> [TASK PROMPT]:
Copy every line of the entries that includes the word "Wasserzeichen".

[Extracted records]
-.-.-
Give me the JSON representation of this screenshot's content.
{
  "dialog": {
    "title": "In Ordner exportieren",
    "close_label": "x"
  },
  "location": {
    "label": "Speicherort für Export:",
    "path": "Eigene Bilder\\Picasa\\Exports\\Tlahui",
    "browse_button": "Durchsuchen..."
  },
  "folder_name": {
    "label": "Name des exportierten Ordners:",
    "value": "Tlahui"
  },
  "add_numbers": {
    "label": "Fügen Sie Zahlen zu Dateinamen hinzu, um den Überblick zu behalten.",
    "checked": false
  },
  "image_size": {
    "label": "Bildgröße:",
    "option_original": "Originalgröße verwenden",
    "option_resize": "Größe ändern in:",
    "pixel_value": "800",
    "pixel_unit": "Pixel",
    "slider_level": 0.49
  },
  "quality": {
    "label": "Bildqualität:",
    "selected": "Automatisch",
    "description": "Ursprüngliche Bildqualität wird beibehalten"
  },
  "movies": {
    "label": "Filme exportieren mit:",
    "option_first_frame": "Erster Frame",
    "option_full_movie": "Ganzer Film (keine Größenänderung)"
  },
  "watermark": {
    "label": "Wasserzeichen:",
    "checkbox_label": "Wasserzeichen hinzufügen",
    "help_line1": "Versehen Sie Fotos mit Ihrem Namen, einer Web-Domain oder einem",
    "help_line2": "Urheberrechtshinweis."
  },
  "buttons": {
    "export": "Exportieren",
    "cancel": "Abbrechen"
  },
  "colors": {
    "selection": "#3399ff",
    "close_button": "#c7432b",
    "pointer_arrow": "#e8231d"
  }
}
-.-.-
> [YOUR SOLUTION]:
    "label": "Wasserzeichen:",
    "checkbox_label": "Wasserzeichen hinzufügen",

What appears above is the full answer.